First on stage is Gasoline Thrill who are a woman down this evening as guitarist Martha had to attend to a personal matter. Stepping up to the plate is Dave on guitar and you can tell the band aren’t particularly comfortable with the last minute line-up change. Gasoline Thrill play a sort of punk/hard rock hybrid that’s perfectly serviceable but they needed to bolster their songs with better choruses to give the audience something to latch onto. Their performance was a bit static as well. Vocalist and guitarist Samara began to loosen up as the set went on but the awkward request to get the audience to help sing a part of one of their songs with them was a bit of a strange one. I think most people in the audience were new to the band (as is generally the case with support acts) so the forced crowd participation just felt like the band were clutching at straws in a desperate attempt to win people over. I appreciate being the opening band on a bill is a tough gig, but Gasoline Thrill need to work on making their music more memorable and putting on an engaging performance.
Hearts Under Fire
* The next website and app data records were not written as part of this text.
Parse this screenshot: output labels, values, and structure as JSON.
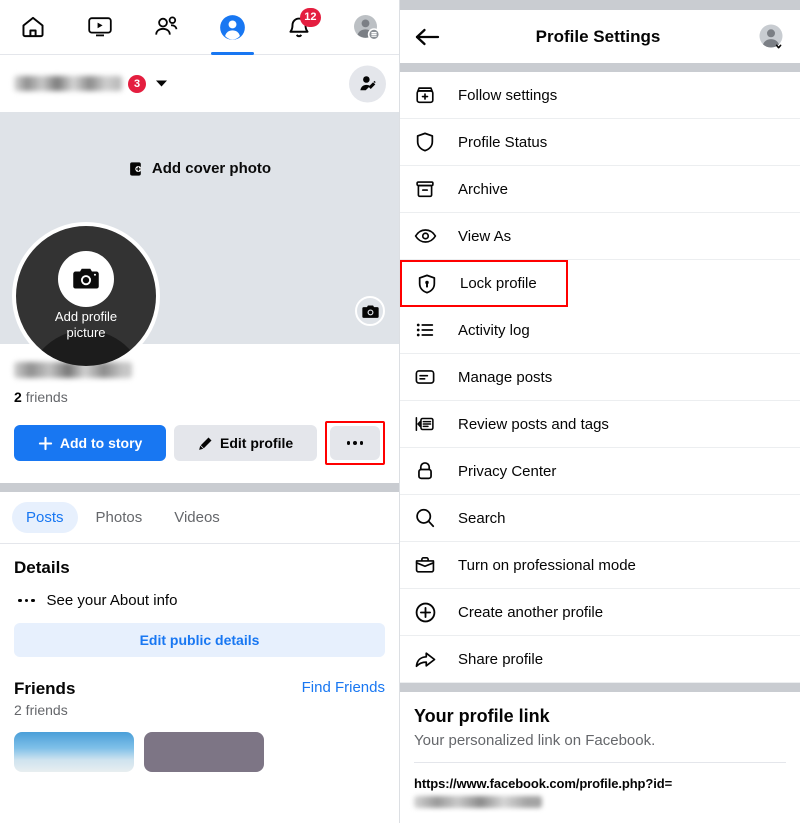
{
  "left": {
    "topnav": [
      {
        "name": "home",
        "icon": "home-icon",
        "active": false,
        "badge": ""
      },
      {
        "name": "video",
        "icon": "video-icon",
        "active": false,
        "badge": ""
      },
      {
        "name": "friends",
        "icon": "friends-icon",
        "active": false,
        "badge": ""
      },
      {
        "name": "profile",
        "icon": "profile-icon",
        "active": true,
        "badge": ""
      },
      {
        "name": "notifications",
        "icon": "bell-icon",
        "active": false,
        "badge": "12"
      },
      {
        "name": "menu",
        "icon": "account-menu-icon",
        "active": false,
        "badge": ""
      }
    ],
    "account_badge": "3",
    "cover": {
      "add_cover_label": "Add cover photo",
      "camera_icon": "camera-icon",
      "cover_bg_color": "#dfe3e8"
    },
    "avatar": {
      "add_profile_label_line1": "Add profile",
      "add_profile_label_line2": "picture",
      "camera_icon": "camera-icon"
    },
    "identity": {
      "friends_count": "2",
      "friends_word": "friends"
    },
    "buttons": {
      "add_to_story": "Add to story",
      "edit_profile": "Edit profile",
      "more_options": "···",
      "primary_color": "#1877f2",
      "highlight_color": "#ff0000"
    },
    "tabs": [
      {
        "label": "Posts",
        "active": true
      },
      {
        "label": "Photos",
        "active": false
      },
      {
        "label": "Videos",
        "active": false
      }
    ],
    "details": {
      "title": "Details",
      "about_row": "See your About info",
      "edit_public_details": "Edit public details"
    },
    "friends_section": {
      "title": "Friends",
      "subtitle": "2 friends",
      "find_friends": "Find Friends"
    }
  },
  "right": {
    "header": {
      "back_icon": "back-arrow-icon",
      "title": "Profile Settings",
      "avatar_icon": "avatar-chevron-icon"
    },
    "menu": [
      {
        "label": "Follow settings",
        "icon": "follow-settings-icon",
        "highlighted": false
      },
      {
        "label": "Profile Status",
        "icon": "shield-icon",
        "highlighted": false
      },
      {
        "label": "Archive",
        "icon": "archive-icon",
        "highlighted": false
      },
      {
        "label": "View As",
        "icon": "eye-icon",
        "highlighted": false
      },
      {
        "label": "Lock profile",
        "icon": "shield-lock-icon",
        "highlighted": true
      },
      {
        "label": "Activity log",
        "icon": "list-icon",
        "highlighted": false
      },
      {
        "label": "Manage posts",
        "icon": "manage-posts-icon",
        "highlighted": false
      },
      {
        "label": "Review posts and tags",
        "icon": "review-posts-icon",
        "highlighted": false
      },
      {
        "label": "Privacy Center",
        "icon": "padlock-icon",
        "highlighted": false
      },
      {
        "label": "Search",
        "icon": "search-icon",
        "highlighted": false
      },
      {
        "label": "Turn on professional mode",
        "icon": "briefcase-icon",
        "highlighted": false
      },
      {
        "label": "Create another profile",
        "icon": "plus-circle-icon",
        "highlighted": false
      },
      {
        "label": "Share profile",
        "icon": "share-arrow-icon",
        "highlighted": false
      }
    ],
    "profile_link": {
      "title": "Your profile link",
      "subtitle": "Your personalized link on Facebook.",
      "url": "https://www.facebook.com/profile.php?id="
    }
  }
}
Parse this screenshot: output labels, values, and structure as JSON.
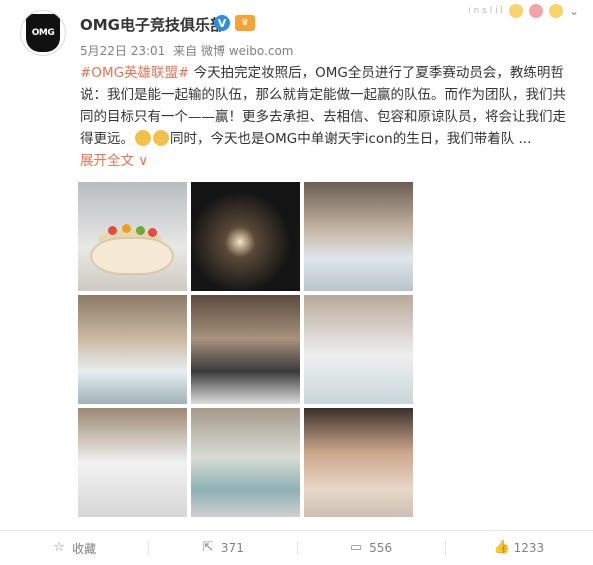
{
  "user": {
    "name": "OMG电子竞技俱乐部",
    "verified_mark": "V",
    "avatar_text": "OMG"
  },
  "post": {
    "date": "5月22日 23:01",
    "source": "来自 微博 weibo.com",
    "topic": "#OMG英雄联盟#",
    "text_1": " 今天拍完定妆照后，OMG全员进行了夏季赛动员会，教练明哲说：我们是能一起输的队伍，那么就肯定能做一起赢的队伍。而作为团队，我们共同的目标只有一个——赢！更多去承担、去相信、包容和原谅队员，将会让我们走得更远。",
    "text_2": "同时，今天也是OMG中单谢天宇icon的生日，我们带着队 ...",
    "expand_label": "展开全文",
    "expand_arrow": "∨",
    "photo_names": [
      "photo-cake",
      "photo-candles",
      "photo-table-wide",
      "photo-players-table",
      "photo-player-black-shirt",
      "photo-player-drink",
      "photo-player-chin-rest",
      "photo-table-flowers",
      "photo-player-ear"
    ]
  },
  "header_right": {
    "level_text": "i n s l i l",
    "chevron": "⌄"
  },
  "actions": [
    {
      "icon": "star-icon",
      "glyph": "☆",
      "label": "收藏"
    },
    {
      "icon": "share-icon",
      "glyph": "⇱",
      "label": "371"
    },
    {
      "icon": "comment-icon",
      "glyph": "▭",
      "label": "556"
    },
    {
      "icon": "like-icon",
      "glyph": "👍",
      "label": "1233"
    }
  ]
}
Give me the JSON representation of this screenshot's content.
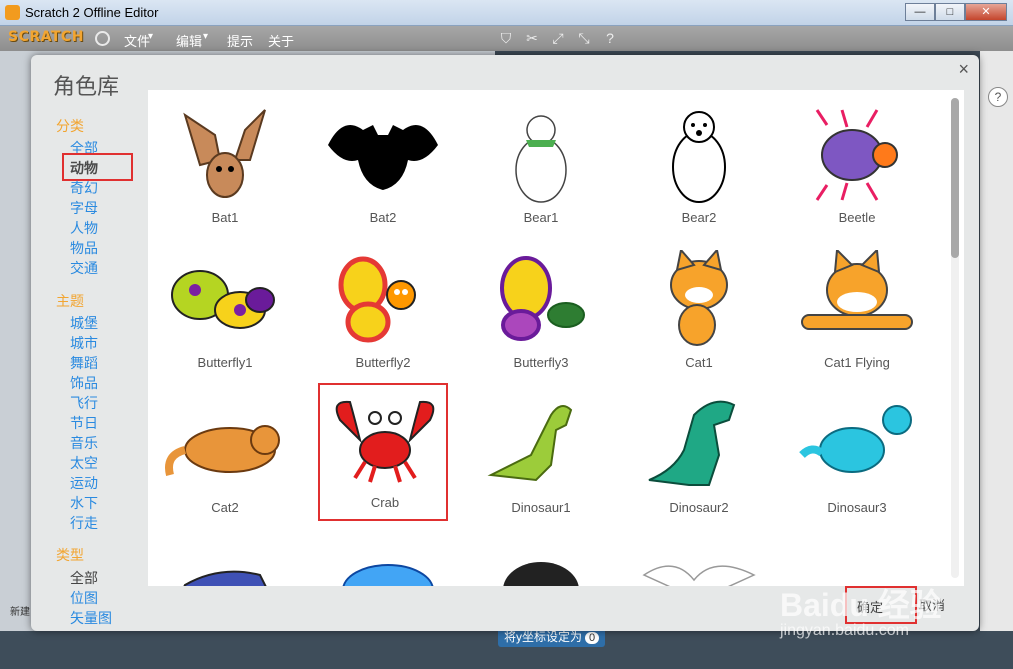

It was apparent by the end of Hearts Under Fire’s first song why they were chosen as main support. The four ladies played an absolute stormer with their early Fall Out Boy-meets-Paramore shtick and their lead guitarist was just electric to watch. It was great to see such a young band attract some seriously dedicated fans who held onto every word of tonight’s performance. Hearts Under Fire are a seriously tight act with an enormous sound and it’s supported by an absolutely thrilling performance that made for some seriously intense viewing. It says a lot about the band that the moment they finished I rushed to the merch table and bought their EP. I can’t recommend Hearts Under Fire enough. Make sure you see them if they roll through your town in the near future.
It’s quite bizarre to think a band can be inactive for ten years and then come back and play a show and not even be in their thirties yet. Sugarcoma were incredibly young when they were originally active and it just goes to show how good their song-writing was that they can come back tonight (after walking on stage backed with the Jurassic Park theme no less) and get an audience singing and moshing. Sugarcoma might not have been the biggest band in the world but it’s clear they had fans that truly cared about them and when ‘What Goes Around’ kicks in the energy in the room ignites. This was a celebration of a band people really missed and there were some great surprises like the inclusion of ‘Bridges’ and ‘Goodbye Reality’ from the band’s 2004 demo. ‘Bridges’ was particularly special in that it really showcased what a brilliant vocalist Jess actually is as she ventured out of her usual range into something a bit higher which was fascinating to see. There was a bit of an awkward inclusion of ‘Zero Star’ without the rhythm section which resulted in the harmonies sounding off, but this was the only real disappointment of the evening. Sugarcoma’s farewell show felt like a proper send off and it was apparent that the band were doing it simply because they enjoy playing rock music and not because they were trying to make a quick buck like so many “reunion” shows tend to be. Farewell Sugarcoma and thanks for the memories.